**PROVIDED ENTRIES**
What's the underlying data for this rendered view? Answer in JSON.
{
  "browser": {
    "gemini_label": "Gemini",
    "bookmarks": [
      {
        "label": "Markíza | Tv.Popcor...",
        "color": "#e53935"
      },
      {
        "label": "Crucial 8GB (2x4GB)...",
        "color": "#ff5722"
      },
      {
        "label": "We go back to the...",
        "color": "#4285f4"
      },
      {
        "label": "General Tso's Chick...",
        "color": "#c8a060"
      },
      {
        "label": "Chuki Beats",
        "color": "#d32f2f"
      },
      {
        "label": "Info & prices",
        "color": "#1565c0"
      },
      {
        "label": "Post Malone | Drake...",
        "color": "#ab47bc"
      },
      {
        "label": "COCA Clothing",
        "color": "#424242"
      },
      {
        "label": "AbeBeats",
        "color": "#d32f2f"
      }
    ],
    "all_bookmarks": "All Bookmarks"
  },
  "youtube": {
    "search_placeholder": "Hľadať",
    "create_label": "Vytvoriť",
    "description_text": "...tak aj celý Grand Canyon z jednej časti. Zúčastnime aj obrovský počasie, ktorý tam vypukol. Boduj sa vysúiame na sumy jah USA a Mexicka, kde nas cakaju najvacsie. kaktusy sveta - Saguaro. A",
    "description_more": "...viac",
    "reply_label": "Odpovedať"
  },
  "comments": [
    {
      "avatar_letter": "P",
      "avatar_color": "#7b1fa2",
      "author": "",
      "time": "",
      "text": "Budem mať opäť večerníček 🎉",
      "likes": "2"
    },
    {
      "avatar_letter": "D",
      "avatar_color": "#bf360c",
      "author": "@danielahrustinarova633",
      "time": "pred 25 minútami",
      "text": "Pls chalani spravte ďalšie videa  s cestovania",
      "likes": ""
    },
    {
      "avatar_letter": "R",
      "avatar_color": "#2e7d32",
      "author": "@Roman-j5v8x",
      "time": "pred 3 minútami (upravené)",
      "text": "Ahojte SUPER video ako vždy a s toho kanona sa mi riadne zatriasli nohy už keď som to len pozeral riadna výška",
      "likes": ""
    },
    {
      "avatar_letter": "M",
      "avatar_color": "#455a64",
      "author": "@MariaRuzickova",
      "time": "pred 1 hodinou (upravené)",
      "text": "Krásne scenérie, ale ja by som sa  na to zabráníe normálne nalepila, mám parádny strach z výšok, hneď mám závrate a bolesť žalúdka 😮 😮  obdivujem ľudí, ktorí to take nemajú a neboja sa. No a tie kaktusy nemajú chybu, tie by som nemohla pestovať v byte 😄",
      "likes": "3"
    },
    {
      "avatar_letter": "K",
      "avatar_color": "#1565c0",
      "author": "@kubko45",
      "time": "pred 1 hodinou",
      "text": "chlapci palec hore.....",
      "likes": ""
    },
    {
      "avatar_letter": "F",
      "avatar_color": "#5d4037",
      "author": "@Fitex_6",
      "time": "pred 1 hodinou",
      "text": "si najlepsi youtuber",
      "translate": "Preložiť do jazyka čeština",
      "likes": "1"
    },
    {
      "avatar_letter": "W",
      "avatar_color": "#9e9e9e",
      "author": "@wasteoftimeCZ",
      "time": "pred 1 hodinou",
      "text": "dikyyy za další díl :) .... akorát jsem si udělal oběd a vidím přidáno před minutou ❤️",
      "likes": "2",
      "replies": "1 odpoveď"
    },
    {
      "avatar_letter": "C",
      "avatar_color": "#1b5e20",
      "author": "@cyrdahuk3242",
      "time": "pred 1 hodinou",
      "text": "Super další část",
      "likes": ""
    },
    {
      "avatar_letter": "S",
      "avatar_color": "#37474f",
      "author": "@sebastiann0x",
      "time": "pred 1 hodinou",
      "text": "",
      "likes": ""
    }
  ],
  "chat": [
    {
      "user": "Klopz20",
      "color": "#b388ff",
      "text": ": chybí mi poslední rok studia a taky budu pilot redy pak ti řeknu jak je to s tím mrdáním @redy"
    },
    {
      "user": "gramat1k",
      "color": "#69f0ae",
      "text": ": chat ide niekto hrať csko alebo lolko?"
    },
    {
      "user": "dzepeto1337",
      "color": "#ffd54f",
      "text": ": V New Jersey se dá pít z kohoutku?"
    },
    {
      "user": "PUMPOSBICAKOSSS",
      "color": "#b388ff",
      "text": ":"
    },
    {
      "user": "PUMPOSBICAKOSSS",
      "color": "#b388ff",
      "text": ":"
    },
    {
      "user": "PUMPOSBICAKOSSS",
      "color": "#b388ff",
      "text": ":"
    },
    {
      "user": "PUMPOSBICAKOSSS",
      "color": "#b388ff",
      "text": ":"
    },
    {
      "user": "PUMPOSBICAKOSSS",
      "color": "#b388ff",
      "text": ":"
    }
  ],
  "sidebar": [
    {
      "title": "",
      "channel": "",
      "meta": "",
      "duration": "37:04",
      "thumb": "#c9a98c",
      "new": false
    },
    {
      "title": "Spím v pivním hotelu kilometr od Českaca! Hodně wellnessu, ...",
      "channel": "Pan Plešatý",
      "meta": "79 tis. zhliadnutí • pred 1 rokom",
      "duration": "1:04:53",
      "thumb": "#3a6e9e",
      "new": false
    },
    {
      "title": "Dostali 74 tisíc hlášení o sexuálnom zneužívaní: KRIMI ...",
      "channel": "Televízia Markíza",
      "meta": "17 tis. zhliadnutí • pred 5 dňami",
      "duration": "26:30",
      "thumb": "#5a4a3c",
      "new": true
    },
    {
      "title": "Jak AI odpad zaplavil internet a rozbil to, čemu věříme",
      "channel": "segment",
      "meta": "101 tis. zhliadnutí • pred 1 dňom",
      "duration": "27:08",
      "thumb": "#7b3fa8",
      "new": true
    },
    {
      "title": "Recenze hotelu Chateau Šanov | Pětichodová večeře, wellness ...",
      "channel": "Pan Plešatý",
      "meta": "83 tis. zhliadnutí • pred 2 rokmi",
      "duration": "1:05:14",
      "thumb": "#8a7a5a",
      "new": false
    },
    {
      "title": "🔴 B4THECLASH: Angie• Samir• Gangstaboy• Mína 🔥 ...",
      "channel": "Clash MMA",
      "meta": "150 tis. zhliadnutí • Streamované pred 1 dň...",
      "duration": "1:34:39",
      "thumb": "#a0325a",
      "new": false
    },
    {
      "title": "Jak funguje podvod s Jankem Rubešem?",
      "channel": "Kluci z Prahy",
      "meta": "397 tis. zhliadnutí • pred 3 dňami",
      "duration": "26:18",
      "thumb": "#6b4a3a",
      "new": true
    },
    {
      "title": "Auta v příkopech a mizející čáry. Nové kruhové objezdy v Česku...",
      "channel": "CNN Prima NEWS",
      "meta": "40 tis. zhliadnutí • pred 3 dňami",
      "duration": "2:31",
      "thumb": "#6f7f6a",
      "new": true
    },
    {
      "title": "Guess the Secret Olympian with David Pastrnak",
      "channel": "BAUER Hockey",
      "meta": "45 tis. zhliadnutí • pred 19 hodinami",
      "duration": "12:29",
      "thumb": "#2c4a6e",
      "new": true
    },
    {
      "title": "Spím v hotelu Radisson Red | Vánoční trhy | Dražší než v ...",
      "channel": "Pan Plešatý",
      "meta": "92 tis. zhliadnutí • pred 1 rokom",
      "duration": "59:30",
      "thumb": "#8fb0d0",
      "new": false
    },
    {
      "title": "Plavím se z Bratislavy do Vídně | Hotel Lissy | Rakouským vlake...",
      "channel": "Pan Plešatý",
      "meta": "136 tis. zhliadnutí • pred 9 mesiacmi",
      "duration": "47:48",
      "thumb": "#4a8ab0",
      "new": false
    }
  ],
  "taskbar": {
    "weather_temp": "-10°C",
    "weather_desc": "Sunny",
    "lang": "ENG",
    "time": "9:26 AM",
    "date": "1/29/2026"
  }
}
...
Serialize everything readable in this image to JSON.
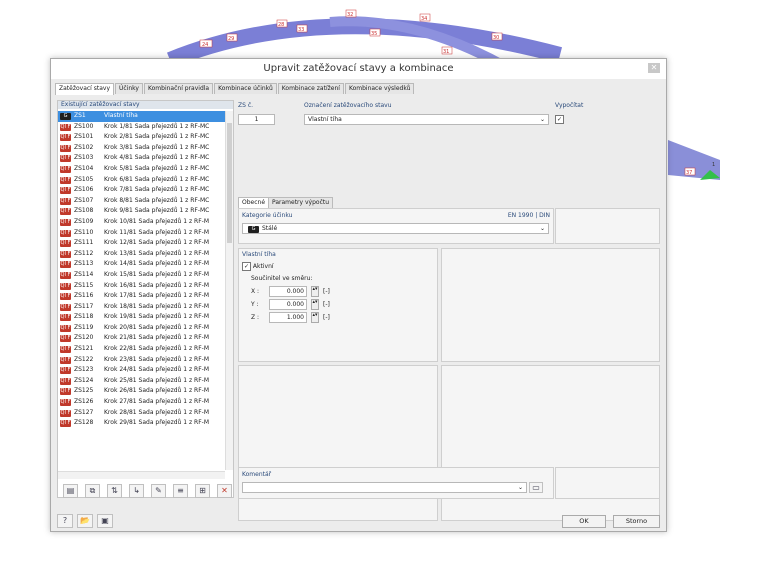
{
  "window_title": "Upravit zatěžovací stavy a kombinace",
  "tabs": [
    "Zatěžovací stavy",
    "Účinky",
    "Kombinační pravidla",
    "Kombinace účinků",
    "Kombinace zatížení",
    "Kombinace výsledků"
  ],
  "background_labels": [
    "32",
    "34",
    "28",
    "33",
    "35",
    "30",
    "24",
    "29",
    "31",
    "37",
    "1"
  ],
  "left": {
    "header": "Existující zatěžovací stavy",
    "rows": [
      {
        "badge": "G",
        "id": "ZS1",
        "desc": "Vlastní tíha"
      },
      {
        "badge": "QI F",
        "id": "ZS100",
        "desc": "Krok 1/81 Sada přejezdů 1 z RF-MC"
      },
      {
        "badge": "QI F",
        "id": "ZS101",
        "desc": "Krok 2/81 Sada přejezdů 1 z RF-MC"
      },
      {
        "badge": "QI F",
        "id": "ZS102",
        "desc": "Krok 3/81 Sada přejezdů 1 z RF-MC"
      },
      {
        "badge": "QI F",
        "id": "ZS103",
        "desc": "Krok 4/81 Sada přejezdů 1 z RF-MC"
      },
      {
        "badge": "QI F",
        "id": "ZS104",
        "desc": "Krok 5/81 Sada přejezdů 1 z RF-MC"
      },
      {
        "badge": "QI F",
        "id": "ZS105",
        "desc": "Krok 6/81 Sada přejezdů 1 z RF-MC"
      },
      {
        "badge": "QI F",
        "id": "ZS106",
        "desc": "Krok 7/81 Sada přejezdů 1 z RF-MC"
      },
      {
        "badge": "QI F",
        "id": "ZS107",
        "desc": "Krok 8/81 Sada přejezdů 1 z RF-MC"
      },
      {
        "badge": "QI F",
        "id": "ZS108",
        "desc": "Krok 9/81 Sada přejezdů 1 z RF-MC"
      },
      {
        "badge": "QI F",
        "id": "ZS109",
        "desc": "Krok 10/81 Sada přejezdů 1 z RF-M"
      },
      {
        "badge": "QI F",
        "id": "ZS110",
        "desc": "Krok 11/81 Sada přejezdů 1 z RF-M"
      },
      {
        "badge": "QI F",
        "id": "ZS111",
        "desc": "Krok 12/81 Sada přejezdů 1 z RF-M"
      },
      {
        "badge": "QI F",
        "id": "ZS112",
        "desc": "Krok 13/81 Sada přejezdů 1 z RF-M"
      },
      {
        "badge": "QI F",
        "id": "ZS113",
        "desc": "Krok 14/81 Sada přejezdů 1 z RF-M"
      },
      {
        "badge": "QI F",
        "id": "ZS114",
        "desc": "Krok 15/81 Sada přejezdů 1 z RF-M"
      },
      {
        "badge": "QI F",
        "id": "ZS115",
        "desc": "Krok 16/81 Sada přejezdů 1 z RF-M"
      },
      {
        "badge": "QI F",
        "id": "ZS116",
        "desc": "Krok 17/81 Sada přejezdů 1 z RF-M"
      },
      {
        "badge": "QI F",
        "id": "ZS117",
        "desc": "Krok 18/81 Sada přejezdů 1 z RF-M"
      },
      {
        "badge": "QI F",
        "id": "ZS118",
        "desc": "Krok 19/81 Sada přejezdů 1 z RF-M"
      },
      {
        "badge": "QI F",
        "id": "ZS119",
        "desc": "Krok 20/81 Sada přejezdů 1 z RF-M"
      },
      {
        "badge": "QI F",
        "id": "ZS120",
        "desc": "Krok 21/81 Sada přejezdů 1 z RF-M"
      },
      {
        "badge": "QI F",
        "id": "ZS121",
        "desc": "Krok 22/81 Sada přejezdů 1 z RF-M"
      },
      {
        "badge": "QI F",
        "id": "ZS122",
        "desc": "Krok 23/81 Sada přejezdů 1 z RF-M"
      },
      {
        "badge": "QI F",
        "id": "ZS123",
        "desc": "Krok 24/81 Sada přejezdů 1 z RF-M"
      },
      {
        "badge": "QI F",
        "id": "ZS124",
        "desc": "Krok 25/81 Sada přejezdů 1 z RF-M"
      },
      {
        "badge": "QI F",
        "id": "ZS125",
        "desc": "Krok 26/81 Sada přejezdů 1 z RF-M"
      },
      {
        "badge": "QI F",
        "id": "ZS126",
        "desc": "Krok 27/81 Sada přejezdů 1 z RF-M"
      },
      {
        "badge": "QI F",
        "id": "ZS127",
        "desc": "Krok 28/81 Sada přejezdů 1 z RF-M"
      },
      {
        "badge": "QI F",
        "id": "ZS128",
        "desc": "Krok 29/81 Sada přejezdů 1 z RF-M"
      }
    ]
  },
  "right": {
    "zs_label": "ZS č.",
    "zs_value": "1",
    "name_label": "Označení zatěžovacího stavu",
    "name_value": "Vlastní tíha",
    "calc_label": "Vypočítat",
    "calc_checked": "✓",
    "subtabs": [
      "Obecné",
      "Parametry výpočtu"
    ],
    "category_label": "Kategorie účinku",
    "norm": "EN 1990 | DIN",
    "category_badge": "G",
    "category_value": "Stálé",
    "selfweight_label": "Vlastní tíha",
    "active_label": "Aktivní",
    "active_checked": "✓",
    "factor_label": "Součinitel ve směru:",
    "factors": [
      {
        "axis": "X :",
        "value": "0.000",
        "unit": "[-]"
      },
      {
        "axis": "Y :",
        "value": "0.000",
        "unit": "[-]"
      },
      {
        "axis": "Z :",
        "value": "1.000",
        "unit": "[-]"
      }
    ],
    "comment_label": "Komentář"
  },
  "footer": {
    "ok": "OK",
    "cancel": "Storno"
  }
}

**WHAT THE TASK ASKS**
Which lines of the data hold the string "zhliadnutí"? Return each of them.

**FINISHED TASK**
      "meta": "79 tis. zhliadnutí • pred 1 rokom",
      "meta": "17 tis. zhliadnutí • pred 5 dňami",
      "meta": "101 tis. zhliadnutí • pred 1 dňom",
      "meta": "83 tis. zhliadnutí • pred 2 rokmi",
      "meta": "150 tis. zhliadnutí • Streamované pred 1 dň...",
      "meta": "397 tis. zhliadnutí • pred 3 dňami",
      "meta": "40 tis. zhliadnutí • pred 3 dňami",
      "meta": "45 tis. zhliadnutí • pred 19 hodinami",
      "meta": "92 tis. zhliadnutí • pred 1 rokom",
      "meta": "136 tis. zhliadnutí • pred 9 mesiacmi",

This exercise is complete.